WORK TO BE COMPLETED:
Lines in the entries below where the word "title" shows up should each be copied.
Start of Block
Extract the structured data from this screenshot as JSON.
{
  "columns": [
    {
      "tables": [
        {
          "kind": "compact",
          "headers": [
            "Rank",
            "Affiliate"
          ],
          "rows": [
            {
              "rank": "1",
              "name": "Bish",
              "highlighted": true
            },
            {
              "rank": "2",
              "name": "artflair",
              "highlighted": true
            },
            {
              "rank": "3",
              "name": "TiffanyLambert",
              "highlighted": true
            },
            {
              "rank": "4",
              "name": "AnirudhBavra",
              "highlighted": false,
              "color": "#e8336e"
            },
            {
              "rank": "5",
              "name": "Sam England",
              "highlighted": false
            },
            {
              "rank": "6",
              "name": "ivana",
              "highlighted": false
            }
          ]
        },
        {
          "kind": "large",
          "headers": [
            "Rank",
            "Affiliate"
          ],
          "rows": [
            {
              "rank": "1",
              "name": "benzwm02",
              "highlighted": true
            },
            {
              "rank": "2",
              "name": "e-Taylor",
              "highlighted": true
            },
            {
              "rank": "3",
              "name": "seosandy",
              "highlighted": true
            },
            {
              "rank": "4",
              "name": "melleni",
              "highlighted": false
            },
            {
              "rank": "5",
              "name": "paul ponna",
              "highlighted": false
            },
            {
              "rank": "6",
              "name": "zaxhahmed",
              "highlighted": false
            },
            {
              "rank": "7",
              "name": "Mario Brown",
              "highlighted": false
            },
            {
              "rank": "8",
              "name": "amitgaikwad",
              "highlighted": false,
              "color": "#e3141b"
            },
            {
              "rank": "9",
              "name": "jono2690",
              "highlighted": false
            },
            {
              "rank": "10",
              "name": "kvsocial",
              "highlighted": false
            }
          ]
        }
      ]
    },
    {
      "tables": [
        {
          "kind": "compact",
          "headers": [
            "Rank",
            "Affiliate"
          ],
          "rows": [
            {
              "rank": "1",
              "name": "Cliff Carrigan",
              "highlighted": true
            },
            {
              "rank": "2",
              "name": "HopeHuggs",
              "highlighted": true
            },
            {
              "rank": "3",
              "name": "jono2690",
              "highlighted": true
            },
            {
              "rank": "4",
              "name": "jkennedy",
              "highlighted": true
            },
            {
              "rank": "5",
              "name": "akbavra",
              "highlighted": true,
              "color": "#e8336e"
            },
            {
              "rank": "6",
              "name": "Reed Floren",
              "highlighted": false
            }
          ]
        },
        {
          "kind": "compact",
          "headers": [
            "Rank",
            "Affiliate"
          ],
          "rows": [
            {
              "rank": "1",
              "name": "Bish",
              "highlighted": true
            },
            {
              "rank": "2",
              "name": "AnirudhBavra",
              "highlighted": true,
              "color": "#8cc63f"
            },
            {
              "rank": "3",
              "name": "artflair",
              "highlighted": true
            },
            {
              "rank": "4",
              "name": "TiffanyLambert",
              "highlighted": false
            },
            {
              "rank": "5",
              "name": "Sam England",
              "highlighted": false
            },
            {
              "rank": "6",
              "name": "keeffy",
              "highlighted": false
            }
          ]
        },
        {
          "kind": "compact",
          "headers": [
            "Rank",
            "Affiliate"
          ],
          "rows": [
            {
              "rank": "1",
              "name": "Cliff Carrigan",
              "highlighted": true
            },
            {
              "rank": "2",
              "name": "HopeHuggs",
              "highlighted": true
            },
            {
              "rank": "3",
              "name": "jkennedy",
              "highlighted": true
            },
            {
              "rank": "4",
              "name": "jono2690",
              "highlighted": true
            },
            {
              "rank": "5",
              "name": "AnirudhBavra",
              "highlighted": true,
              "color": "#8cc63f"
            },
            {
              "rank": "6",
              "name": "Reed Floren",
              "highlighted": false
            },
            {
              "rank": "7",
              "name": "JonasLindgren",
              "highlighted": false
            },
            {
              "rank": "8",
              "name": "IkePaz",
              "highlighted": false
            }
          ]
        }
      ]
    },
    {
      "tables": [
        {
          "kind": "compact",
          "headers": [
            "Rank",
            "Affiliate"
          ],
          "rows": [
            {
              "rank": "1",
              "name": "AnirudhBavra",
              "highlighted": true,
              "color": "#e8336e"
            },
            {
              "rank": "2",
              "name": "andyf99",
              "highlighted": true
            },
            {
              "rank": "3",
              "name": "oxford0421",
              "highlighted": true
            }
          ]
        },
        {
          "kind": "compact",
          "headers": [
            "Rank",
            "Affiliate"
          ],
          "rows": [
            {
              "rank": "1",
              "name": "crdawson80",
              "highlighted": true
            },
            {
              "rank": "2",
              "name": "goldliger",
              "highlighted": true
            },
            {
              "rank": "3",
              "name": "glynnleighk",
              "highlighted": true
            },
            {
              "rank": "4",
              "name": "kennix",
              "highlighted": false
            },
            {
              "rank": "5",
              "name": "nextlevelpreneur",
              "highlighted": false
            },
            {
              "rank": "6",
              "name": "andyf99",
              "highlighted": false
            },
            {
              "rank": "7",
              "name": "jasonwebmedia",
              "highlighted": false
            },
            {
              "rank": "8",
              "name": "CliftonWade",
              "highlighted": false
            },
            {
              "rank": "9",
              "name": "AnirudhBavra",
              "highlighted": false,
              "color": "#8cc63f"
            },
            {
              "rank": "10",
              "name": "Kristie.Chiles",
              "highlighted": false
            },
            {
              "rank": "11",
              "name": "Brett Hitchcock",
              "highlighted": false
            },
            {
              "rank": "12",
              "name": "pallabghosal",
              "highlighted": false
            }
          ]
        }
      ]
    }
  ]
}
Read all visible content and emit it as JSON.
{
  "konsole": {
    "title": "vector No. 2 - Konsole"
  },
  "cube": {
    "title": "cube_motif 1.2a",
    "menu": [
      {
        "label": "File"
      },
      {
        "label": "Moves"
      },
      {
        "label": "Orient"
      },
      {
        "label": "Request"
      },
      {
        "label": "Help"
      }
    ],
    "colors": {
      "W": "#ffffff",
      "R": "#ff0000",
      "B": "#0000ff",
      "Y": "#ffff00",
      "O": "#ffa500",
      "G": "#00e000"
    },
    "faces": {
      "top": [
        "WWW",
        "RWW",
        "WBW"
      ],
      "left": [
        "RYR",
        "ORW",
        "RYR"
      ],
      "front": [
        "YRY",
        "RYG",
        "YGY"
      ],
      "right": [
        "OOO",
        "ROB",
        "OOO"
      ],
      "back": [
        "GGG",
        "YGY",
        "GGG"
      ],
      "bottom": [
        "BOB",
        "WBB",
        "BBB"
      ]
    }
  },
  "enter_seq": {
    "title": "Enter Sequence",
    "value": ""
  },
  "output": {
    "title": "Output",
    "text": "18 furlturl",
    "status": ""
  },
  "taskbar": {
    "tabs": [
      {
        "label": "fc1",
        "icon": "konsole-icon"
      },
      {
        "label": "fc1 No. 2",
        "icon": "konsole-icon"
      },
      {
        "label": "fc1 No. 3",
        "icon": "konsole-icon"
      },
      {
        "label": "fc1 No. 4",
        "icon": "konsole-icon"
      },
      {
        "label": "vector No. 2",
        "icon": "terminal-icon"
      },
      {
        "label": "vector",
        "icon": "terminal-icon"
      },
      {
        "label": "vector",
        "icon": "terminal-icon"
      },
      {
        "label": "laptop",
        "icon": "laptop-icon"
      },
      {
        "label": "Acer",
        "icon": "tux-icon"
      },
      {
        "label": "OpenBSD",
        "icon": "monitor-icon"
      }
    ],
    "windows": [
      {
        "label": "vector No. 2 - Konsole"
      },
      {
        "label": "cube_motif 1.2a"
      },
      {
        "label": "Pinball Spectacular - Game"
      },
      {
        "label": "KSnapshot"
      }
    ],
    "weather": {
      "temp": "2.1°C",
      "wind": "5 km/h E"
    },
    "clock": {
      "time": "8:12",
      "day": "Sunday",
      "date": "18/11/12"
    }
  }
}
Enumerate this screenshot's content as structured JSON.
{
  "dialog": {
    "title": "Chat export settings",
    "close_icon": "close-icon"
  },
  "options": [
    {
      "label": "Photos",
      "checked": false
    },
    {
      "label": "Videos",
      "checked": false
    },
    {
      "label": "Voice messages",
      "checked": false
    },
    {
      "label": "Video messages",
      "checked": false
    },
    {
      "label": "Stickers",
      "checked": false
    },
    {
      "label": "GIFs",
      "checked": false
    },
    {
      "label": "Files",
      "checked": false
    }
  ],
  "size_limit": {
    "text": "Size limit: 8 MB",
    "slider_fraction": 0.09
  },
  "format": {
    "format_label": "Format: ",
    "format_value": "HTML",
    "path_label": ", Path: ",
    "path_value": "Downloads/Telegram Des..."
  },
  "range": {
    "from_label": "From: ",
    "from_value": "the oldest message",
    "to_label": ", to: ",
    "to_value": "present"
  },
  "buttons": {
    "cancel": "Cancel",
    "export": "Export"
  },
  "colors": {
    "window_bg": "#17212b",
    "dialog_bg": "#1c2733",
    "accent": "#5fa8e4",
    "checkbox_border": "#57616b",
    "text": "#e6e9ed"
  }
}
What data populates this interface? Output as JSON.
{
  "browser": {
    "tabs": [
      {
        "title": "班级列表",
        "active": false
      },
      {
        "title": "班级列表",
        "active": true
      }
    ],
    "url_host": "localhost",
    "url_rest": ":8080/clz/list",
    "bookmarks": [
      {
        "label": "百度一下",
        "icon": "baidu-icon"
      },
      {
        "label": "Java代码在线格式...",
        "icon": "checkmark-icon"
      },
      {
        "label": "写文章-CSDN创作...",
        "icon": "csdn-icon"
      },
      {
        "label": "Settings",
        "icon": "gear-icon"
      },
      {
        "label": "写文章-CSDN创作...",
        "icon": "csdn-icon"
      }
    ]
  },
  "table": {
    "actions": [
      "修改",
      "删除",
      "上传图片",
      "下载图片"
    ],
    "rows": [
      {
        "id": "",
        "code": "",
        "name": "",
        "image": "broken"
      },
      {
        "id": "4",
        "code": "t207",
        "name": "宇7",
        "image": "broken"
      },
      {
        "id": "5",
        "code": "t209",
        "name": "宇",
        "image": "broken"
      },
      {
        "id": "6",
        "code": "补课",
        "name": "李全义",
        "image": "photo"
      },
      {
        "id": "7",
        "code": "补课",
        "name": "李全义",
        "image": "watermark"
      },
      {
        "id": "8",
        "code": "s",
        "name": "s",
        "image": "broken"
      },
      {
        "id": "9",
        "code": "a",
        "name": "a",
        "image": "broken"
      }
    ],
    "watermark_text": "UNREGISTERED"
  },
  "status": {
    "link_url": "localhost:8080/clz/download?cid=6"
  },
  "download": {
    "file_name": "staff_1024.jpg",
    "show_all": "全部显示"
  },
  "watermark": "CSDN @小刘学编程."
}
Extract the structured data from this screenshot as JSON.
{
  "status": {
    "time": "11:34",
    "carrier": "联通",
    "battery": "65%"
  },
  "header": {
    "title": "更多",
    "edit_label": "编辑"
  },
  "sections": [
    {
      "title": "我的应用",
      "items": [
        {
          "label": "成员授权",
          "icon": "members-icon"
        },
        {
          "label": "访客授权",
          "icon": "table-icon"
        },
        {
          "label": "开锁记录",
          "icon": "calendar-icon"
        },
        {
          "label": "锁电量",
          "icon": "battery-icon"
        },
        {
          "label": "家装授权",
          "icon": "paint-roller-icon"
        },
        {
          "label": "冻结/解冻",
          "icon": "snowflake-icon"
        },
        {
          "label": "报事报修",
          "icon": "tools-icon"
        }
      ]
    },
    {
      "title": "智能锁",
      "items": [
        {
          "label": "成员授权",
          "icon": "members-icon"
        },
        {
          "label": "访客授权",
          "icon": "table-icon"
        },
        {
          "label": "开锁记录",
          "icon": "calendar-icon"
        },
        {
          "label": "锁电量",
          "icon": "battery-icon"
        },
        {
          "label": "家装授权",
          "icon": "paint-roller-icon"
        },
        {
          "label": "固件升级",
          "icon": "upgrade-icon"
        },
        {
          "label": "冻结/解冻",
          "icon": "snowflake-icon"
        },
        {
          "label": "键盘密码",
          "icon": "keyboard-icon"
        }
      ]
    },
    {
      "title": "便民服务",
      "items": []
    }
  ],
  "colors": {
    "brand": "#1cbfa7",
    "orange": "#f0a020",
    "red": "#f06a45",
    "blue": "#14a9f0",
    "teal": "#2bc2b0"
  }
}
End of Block
REPLY:
    "title": "vector No. 2 - Konsole"
    "title": "cube_motif 1.2a",
    "title": "Enter Sequence",
    "title": "Output",
    "title": "Chat export settings",
        "title": "班级列表",
        "title": "班级列表",
    "title": "更多",
      "title": "我的应用",
      "title": "智能锁",
      "title": "便民服务",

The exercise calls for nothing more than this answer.